-- WHAT IS BEING ASKED --
Copy the full listing, changing nothing.

-- TASK MATERIAL --
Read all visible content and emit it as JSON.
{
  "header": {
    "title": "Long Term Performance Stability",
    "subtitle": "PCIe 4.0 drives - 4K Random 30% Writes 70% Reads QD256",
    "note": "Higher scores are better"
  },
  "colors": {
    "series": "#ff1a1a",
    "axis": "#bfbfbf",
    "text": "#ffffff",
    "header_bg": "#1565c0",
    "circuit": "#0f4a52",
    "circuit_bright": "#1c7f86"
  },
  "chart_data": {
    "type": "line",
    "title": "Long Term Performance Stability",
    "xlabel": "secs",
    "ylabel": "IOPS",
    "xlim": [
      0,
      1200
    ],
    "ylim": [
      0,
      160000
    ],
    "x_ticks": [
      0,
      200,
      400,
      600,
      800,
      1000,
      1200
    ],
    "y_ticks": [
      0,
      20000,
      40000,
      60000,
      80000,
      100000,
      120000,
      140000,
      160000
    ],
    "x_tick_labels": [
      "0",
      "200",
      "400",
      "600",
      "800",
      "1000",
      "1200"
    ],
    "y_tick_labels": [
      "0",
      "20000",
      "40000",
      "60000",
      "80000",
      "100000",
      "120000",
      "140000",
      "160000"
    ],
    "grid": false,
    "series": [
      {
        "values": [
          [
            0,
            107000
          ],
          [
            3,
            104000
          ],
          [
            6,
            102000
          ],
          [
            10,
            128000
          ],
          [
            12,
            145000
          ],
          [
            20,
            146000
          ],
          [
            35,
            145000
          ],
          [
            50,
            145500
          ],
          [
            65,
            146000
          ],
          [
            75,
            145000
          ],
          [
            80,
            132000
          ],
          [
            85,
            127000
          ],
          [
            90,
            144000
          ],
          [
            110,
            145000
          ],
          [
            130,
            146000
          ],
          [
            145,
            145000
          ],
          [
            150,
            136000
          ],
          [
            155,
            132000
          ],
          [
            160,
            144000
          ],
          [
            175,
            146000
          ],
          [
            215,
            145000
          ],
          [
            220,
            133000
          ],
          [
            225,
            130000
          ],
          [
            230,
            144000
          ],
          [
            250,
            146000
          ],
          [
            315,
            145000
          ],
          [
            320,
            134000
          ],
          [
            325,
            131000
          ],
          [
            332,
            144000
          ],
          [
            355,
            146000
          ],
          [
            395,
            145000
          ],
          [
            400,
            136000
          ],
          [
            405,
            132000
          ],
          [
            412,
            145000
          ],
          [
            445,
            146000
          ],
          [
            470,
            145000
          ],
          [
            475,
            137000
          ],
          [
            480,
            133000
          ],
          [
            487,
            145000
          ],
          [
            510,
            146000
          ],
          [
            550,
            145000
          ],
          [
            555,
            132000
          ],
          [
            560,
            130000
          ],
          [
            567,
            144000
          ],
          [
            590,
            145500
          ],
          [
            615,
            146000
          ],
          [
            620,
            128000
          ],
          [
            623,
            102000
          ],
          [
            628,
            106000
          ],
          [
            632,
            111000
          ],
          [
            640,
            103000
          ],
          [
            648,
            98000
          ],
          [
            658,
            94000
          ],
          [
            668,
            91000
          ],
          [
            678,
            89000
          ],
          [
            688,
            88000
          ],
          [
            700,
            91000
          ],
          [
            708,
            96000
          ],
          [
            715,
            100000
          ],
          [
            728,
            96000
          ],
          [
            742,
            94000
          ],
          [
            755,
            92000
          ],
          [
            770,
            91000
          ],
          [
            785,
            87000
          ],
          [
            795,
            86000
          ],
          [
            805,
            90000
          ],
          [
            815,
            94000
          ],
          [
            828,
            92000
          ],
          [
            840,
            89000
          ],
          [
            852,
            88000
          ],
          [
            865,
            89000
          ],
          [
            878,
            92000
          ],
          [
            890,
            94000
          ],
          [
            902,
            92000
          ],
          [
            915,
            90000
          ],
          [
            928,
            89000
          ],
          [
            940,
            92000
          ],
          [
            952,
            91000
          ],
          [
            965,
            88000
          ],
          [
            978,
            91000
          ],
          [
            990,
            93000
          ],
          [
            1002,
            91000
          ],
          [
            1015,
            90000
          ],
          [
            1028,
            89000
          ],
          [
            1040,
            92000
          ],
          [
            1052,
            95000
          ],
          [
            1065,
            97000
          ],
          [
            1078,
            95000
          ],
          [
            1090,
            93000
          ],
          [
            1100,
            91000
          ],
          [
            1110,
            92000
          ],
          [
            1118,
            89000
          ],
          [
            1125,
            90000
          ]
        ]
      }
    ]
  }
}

-- RESPONSE TO THE TASK --
Read all visible content and emit it as JSON.
{
  "header": {
    "title": "Long Term Performance Stability",
    "subtitle": "PCIe 4.0 drives - 4K Random 30% Writes 70% Reads QD256",
    "note": "Higher scores are better"
  },
  "colors": {
    "series": "#ff1a1a",
    "axis": "#bfbfbf",
    "text": "#ffffff",
    "header_bg": "#1565c0",
    "circuit": "#0f4a52",
    "circuit_bright": "#1c7f86"
  },
  "chart_data": {
    "type": "line",
    "title": "Long Term Performance Stability",
    "xlabel": "secs",
    "ylabel": "IOPS",
    "xlim": [
      0,
      1200
    ],
    "ylim": [
      0,
      160000
    ],
    "x_ticks": [
      0,
      200,
      400,
      600,
      800,
      1000,
      1200
    ],
    "y_ticks": [
      0,
      20000,
      40000,
      60000,
      80000,
      100000,
      120000,
      140000,
      160000
    ],
    "x_tick_labels": [
      "0",
      "200",
      "400",
      "600",
      "800",
      "1000",
      "1200"
    ],
    "y_tick_labels": [
      "0",
      "20000",
      "40000",
      "60000",
      "80000",
      "100000",
      "120000",
      "140000",
      "160000"
    ],
    "grid": false,
    "series": [
      {
        "values": [
          [
            0,
            107000
          ],
          [
            3,
            104000
          ],
          [
            6,
            102000
          ],
          [
            10,
            128000
          ],
          [
            12,
            145000
          ],
          [
            20,
            146000
          ],
          [
            35,
            145000
          ],
          [
            50,
            145500
          ],
          [
            65,
            146000
          ],
          [
            75,
            145000
          ],
          [
            80,
            132000
          ],
          [
            85,
            127000
          ],
          [
            90,
            144000
          ],
          [
            110,
            145000
          ],
          [
            130,
            146000
          ],
          [
            145,
            145000
          ],
          [
            150,
            136000
          ],
          [
            155,
            132000
          ],
          [
            160,
            144000
          ],
          [
            175,
            146000
          ],
          [
            215,
            145000
          ],
          [
            220,
            133000
          ],
          [
            225,
            130000
          ],
          [
            230,
            144000
          ],
          [
            250,
            146000
          ],
          [
            315,
            145000
          ],
          [
            320,
            134000
          ],
          [
            325,
            131000
          ],
          [
            332,
            144000
          ],
          [
            355,
            146000
          ],
          [
            395,
            145000
          ],
          [
            400,
            136000
          ],
          [
            405,
            132000
          ],
          [
            412,
            145000
          ],
          [
            445,
            146000
          ],
          [
            470,
            145000
          ],
          [
            475,
            137000
          ],
          [
            480,
            133000
          ],
          [
            487,
            145000
          ],
          [
            510,
            146000
          ],
          [
            550,
            145000
          ],
          [
            555,
            132000
          ],
          [
            560,
            130000
          ],
          [
            567,
            144000
          ],
          [
            590,
            145500
          ],
          [
            615,
            146000
          ],
          [
            620,
            128000
          ],
          [
            623,
            102000
          ],
          [
            628,
            106000
          ],
          [
            632,
            111000
          ],
          [
            640,
            103000
          ],
          [
            648,
            98000
          ],
          [
            658,
            94000
          ],
          [
            668,
            91000
          ],
          [
            678,
            89000
          ],
          [
            688,
            88000
          ],
          [
            700,
            91000
          ],
          [
            708,
            96000
          ],
          [
            715,
            100000
          ],
          [
            728,
            96000
          ],
          [
            742,
            94000
          ],
          [
            755,
            92000
          ],
          [
            770,
            91000
          ],
          [
            785,
            87000
          ],
          [
            795,
            86000
          ],
          [
            805,
            90000
          ],
          [
            815,
            94000
          ],
          [
            828,
            92000
          ],
          [
            840,
            89000
          ],
          [
            852,
            88000
          ],
          [
            865,
            89000
          ],
          [
            878,
            92000
          ],
          [
            890,
            94000
          ],
          [
            902,
            92000
          ],
          [
            915,
            90000
          ],
          [
            928,
            89000
          ],
          [
            940,
            92000
          ],
          [
            952,
            91000
          ],
          [
            965,
            88000
          ],
          [
            978,
            91000
          ],
          [
            990,
            93000
          ],
          [
            1002,
            91000
          ],
          [
            1015,
            90000
          ],
          [
            1028,
            89000
          ],
          [
            1040,
            92000
          ],
          [
            1052,
            95000
          ],
          [
            1065,
            97000
          ],
          [
            1078,
            95000
          ],
          [
            1090,
            93000
          ],
          [
            1100,
            91000
          ],
          [
            1110,
            92000
          ],
          [
            1118,
            89000
          ],
          [
            1125,
            90000
          ]
        ]
      }
    ]
  }
}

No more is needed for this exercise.